<<<<

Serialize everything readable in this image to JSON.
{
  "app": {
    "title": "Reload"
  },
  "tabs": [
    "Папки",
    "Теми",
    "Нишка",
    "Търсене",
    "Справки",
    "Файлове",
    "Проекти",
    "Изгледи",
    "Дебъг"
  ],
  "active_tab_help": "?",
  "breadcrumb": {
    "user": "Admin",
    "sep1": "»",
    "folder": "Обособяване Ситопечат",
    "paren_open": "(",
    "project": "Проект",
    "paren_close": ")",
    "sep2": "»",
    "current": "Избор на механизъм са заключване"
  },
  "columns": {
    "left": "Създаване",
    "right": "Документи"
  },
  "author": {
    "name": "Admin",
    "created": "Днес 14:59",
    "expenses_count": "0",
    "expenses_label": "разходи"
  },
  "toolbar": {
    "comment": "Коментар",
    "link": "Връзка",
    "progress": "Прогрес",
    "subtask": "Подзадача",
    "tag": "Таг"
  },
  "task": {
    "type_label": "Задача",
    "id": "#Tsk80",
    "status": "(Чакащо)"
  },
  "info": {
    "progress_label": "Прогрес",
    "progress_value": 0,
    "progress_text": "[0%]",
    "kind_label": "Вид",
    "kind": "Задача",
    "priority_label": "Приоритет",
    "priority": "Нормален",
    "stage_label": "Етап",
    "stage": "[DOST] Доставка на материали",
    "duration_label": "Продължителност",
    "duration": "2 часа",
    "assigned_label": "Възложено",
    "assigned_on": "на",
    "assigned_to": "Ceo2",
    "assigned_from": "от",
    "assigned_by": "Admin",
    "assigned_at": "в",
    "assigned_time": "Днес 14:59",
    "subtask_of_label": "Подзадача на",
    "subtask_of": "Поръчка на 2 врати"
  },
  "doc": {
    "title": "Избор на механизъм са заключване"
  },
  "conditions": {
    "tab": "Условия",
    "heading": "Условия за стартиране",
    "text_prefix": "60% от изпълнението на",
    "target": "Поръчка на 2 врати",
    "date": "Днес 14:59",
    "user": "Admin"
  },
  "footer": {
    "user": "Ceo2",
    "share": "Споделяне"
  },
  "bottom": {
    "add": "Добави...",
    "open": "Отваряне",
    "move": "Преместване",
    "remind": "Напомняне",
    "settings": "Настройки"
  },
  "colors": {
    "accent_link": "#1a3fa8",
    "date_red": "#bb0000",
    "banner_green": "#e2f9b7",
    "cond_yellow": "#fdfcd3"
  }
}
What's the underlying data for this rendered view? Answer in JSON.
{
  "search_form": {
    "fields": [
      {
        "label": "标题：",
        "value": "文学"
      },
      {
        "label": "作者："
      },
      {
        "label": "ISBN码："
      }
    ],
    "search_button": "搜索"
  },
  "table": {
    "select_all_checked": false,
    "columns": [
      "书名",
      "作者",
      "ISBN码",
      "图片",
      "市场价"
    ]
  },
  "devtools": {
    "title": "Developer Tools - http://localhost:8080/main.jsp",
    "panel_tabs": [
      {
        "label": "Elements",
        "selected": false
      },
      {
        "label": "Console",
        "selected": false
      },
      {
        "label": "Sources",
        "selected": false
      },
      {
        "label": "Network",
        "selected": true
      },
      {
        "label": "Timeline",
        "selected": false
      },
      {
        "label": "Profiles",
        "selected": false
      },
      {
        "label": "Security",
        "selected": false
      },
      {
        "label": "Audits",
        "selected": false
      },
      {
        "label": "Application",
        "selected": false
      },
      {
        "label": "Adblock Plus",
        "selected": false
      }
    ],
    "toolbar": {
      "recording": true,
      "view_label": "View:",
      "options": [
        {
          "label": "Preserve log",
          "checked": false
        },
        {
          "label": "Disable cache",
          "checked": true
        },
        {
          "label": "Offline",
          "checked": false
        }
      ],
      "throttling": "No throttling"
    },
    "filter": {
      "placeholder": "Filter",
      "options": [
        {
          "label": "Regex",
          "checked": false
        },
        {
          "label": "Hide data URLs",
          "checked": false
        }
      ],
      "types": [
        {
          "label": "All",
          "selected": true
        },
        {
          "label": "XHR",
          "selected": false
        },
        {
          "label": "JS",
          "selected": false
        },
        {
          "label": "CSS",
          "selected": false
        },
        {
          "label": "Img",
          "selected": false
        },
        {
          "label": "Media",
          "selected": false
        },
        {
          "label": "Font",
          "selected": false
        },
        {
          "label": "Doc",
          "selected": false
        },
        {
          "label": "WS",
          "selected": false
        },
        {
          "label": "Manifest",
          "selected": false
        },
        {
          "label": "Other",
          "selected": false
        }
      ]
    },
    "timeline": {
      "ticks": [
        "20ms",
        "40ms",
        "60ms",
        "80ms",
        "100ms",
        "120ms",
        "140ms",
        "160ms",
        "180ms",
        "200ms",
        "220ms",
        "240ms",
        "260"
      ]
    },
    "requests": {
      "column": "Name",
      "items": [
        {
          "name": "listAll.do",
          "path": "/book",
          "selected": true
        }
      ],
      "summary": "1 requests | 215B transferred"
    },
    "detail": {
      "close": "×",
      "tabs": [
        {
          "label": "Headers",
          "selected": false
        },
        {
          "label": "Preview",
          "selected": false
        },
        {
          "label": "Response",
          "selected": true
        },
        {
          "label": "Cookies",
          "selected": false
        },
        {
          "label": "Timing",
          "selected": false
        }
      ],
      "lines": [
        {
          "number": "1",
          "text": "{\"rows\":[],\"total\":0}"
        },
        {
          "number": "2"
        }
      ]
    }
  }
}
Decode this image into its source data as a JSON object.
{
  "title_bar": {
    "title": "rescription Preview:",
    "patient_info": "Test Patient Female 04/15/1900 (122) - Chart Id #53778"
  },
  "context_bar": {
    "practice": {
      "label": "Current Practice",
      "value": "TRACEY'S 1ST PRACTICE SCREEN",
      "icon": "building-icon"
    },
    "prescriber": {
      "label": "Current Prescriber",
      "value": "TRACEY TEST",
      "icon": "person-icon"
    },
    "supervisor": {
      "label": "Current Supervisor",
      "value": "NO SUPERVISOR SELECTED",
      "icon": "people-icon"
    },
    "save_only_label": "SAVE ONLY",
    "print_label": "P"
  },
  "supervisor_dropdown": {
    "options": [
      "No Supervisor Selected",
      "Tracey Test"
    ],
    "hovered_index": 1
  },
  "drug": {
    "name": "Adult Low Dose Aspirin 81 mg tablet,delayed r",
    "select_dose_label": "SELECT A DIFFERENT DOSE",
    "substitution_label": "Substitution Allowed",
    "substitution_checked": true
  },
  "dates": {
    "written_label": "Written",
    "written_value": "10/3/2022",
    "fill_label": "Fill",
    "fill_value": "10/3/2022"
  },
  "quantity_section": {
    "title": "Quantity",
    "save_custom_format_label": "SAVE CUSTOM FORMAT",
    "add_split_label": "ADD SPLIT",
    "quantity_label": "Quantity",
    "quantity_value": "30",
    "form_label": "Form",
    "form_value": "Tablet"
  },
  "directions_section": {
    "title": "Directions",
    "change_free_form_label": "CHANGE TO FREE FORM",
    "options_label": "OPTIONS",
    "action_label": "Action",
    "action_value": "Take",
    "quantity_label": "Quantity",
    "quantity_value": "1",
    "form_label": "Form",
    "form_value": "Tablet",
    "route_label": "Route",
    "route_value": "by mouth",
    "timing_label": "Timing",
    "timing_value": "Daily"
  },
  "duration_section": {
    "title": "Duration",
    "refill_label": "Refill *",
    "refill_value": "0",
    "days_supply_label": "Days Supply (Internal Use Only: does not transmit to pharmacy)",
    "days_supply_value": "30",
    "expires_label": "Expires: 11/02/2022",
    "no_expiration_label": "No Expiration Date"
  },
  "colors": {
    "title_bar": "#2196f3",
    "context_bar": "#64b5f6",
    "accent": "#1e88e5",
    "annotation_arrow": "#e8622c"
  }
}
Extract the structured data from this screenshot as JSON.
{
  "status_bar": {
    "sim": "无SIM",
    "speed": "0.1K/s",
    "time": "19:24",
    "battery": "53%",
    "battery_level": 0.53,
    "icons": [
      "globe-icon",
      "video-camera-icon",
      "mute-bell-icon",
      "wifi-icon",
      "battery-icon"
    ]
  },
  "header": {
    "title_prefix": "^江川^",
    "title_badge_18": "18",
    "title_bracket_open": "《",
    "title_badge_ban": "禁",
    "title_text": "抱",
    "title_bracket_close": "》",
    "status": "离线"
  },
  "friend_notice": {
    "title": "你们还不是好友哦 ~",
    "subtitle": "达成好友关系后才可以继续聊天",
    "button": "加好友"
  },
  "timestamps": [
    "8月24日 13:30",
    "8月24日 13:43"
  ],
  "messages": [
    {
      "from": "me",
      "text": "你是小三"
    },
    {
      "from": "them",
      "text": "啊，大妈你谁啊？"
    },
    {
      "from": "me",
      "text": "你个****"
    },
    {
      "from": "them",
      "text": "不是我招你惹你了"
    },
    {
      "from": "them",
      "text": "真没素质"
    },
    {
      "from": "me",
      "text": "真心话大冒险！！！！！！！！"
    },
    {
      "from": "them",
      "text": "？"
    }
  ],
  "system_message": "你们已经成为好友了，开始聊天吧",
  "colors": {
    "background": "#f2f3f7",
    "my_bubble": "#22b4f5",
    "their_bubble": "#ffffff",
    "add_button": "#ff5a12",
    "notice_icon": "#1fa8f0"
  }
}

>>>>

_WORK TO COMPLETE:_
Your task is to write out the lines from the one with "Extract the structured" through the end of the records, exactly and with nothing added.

_RESPONSE:_
Extract the structured data from this screenshot as JSON.
{
  "status_bar": {
    "sim": "无SIM",
    "speed": "0.1K/s",
    "time": "19:24",
    "battery": "53%",
    "battery_level": 0.53,
    "icons": [
      "globe-icon",
      "video-camera-icon",
      "mute-bell-icon",
      "wifi-icon",
      "battery-icon"
    ]
  },
  "header": {
    "title_prefix": "^江川^",
    "title_badge_18": "18",
    "title_bracket_open": "《",
    "title_badge_ban": "禁",
    "title_text": "抱",
    "title_bracket_close": "》",
    "status": "离线"
  },
  "friend_notice": {
    "title": "你们还不是好友哦 ~",
    "subtitle": "达成好友关系后才可以继续聊天",
    "button": "加好友"
  },
  "timestamps": [
    "8月24日 13:30",
    "8月24日 13:43"
  ],
  "messages": [
    {
      "from": "me",
      "text": "你是小三"
    },
    {
      "from": "them",
      "text": "啊，大妈你谁啊？"
    },
    {
      "from": "me",
      "text": "你个****"
    },
    {
      "from": "them",
      "text": "不是我招你惹你了"
    },
    {
      "from": "them",
      "text": "真没素质"
    },
    {
      "from": "me",
      "text": "真心话大冒险！！！！！！！！"
    },
    {
      "from": "them",
      "text": "？"
    }
  ],
  "system_message": "你们已经成为好友了，开始聊天吧",
  "colors": {
    "background": "#f2f3f7",
    "my_bubble": "#22b4f5",
    "their_bubble": "#ffffff",
    "add_button": "#ff5a12",
    "notice_icon": "#1fa8f0"
  }
}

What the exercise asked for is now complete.